140g unsalted butter, at room temperature
2 eggs, beaten
65g fresh breadcrumbs
80g ground almonds
2 garlic cloves, crushed
100g ricotta
20g Parmesan, finely grated
15g thyme leaves
375g all-butter puff pastry
Plain flour for dusting
Olive oil, for greasing and drizzling
1kg Turkish tomatoes (about 10), cut widthways into slices
salt and black peper


Preheat oven to 240°C

1) Beat the butter using an electric mixer until light and fluffy. Add the eggs slowly with the machine still running, then add the breadcrumbs, almonds and garlic, until everything is combined.
2) Add the ricotta, Parmesan, half the thme leaves and 1/4 tsp of salt. Fold gently
3) Roll the pastry on a floured surface into two rectangular sheets about 20cm x 30cm, 2mm thick. Grease two baking trays with a little olive oil, and lay pastry pieces on each tray.
4) Use a palette knife to spread almond mixture evenly over the pastries, leaving a 2cm border around the edge. Lay the Turkish tomato slices on top the pastry in 3 long rows. Sprinkle overthe remaining thyme. Drizzle the tomatoes with olive oil, 1/4tsp of salt and a good grind of pepper.

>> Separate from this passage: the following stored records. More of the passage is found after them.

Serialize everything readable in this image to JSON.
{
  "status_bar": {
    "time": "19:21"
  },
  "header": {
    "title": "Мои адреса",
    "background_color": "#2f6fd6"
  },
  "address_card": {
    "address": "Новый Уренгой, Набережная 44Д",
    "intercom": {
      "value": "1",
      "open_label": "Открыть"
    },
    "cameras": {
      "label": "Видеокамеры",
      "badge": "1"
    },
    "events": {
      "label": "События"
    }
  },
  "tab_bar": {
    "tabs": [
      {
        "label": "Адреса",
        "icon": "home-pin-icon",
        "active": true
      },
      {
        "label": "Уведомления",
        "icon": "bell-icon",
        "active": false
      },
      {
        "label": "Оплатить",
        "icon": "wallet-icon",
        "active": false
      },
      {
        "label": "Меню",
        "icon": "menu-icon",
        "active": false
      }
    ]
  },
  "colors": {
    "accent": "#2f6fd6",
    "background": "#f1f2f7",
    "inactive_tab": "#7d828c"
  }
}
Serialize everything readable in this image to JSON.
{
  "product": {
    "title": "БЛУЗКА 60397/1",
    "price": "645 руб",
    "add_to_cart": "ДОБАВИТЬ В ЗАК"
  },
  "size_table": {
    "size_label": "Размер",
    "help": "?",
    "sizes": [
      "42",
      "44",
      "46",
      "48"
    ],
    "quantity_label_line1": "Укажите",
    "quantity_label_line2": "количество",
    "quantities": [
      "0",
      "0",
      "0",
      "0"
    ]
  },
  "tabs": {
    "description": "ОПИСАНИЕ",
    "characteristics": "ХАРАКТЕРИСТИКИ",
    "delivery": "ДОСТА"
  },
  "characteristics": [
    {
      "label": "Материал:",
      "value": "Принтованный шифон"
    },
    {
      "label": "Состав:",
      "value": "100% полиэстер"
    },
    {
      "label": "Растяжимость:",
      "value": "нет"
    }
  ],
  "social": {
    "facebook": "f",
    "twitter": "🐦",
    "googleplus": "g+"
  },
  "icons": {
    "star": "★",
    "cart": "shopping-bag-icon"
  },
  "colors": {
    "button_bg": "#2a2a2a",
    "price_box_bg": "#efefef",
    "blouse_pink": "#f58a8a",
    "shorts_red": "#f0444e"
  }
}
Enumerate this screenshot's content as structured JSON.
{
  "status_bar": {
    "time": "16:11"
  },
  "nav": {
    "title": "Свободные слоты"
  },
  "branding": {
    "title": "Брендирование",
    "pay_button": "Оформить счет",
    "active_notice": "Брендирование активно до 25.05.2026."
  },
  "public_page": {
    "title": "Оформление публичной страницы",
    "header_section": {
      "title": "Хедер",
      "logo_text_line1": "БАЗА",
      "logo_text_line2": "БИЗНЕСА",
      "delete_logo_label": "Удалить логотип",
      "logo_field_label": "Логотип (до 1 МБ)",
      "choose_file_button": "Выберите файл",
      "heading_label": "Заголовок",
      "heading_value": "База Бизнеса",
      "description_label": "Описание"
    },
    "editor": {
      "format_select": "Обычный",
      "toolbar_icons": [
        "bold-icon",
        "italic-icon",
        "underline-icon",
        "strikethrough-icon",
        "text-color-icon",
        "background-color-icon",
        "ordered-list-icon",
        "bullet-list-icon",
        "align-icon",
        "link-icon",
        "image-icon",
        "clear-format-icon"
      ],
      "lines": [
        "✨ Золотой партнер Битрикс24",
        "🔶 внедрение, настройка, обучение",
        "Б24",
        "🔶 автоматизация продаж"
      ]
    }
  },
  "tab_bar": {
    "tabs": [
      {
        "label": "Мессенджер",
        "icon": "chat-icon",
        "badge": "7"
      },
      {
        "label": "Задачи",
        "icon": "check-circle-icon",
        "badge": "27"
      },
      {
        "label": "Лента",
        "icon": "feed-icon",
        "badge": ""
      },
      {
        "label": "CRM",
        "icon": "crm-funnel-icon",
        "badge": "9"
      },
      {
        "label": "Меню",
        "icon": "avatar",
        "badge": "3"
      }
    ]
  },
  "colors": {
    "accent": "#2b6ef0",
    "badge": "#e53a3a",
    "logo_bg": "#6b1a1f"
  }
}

5)Place the tarts in the oven and back for 15 minutes. Reduce the heat to 200°C and continue cooking for another 8-10 minutes, until the base is golden brown. Once cooked, remove from the oven and allow to cool slightly. Drizzle over olive oil and serve.